The similarity between the two, wizard-god and wizard-more-than-man, is best summed up by short piece from Poems from the Lord of the Rings. This poem captures these two beloved wizards well.
“A lord of wisdom throned he sat,
swift in anger, quick to laugh,
an old man in a battered hat
who leaned upon a thorny staff.”
[Heddy Johannesen is a practicing Witch and writer. Her magical animal familiar, a brown guinea pig named Magic, supervises her activities. She is eager to work in her garden. She keeps a blog at http://lady-spiderwitch.blogspot.ca.]
Krasskova, Galina. Exploring the Northern Tradition. Franklin Lakes, NJ. New Page Books. 2005.
Day, David. Tolkien’s Ring. United Kingdom, Anova Books Company, 2011.
Tolkien, J.R.R. Poems from Lord of the Rings. London, Harper Collins Publishing, 2002.

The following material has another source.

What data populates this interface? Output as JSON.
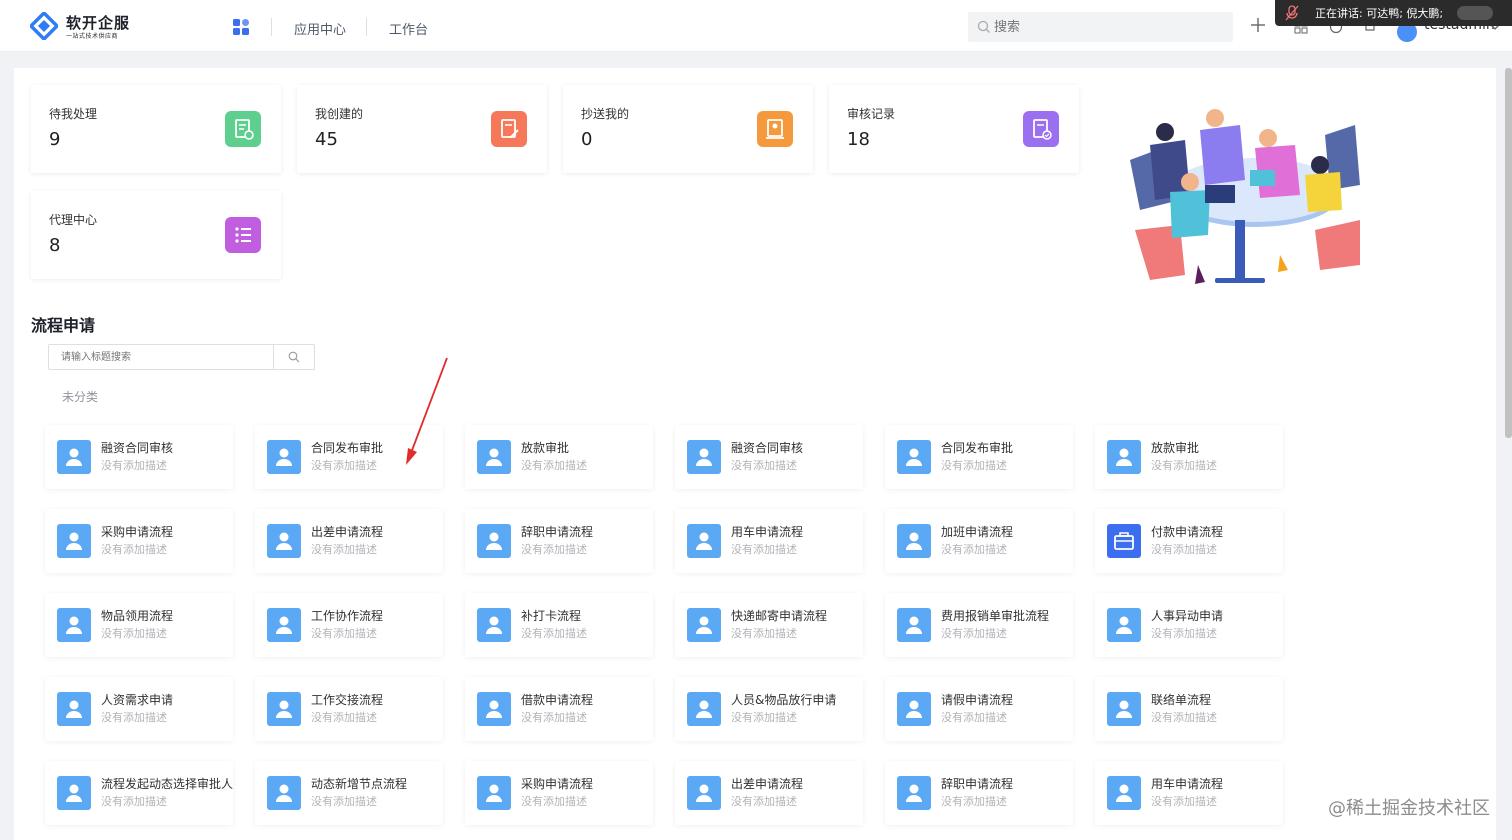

Anglo-Saxons (Old English) referred to Him as Wōden rather than Odin, similar to the early High German Wōtan.
Tolkien’s academic work at Oxford University as Professor of Anglo-Saxon, was in philology, the study of the Old English language, its origins, and the culture and its influences. This included the study of the Germanic and proto-Germanic (Gothic) origins of both the English and Norse, including myths, legends and fairy tales. The brothers Grimm had a similar interest.
You may also be interested in a book by Tom Shippey: “The Road to Middle-Earth, How J. R. R. Tolkien Created a New Mythology”, which talks about his language and culture studies in some depth.
I learned a lot more than i thought I would i had to keep scrolling thank you